Your assignment:
Within the entries below, find every line that has the string "icon", then copy it.

Material for the task:
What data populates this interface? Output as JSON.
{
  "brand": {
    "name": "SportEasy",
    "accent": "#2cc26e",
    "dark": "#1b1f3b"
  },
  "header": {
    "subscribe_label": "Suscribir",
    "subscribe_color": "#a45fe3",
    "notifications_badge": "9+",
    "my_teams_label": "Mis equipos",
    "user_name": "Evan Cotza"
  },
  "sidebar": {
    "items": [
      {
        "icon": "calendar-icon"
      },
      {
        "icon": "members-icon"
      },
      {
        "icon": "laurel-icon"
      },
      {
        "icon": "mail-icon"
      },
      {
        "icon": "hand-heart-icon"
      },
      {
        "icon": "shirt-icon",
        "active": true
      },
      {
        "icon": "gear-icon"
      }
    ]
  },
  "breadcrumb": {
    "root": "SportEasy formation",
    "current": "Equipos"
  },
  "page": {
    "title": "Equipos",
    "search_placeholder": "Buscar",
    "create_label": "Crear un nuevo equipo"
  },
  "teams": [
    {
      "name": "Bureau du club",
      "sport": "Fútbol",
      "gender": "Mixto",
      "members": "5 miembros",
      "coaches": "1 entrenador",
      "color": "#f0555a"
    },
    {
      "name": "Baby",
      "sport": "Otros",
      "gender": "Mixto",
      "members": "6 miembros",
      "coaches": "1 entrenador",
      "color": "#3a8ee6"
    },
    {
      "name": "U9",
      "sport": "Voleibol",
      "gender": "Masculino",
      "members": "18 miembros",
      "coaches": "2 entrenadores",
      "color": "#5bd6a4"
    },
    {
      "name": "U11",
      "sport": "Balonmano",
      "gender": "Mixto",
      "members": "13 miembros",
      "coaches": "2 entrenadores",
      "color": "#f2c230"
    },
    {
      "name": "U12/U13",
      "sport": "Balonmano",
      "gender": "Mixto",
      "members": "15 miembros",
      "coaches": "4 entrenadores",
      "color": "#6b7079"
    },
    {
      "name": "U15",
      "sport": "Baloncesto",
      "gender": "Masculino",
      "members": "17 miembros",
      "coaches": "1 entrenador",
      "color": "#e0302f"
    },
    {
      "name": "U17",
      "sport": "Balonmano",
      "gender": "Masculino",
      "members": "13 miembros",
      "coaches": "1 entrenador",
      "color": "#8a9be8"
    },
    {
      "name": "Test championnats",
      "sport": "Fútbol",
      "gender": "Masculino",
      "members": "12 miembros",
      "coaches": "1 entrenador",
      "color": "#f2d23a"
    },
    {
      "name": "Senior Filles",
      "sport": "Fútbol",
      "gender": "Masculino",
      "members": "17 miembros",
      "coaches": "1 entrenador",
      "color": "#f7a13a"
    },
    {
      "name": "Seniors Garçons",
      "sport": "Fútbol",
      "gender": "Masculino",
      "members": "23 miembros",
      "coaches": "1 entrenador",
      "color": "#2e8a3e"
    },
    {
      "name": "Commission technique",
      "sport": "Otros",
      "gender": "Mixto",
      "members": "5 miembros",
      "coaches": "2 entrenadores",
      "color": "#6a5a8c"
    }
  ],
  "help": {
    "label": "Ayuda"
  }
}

Expected answer:
        "icon": "calendar-icon"
        "icon": "members-icon"
        "icon": "laurel-icon"
        "icon": "mail-icon"
        "icon": "hand-heart-icon"
        "icon": "shirt-icon",
        "icon": "gear-icon"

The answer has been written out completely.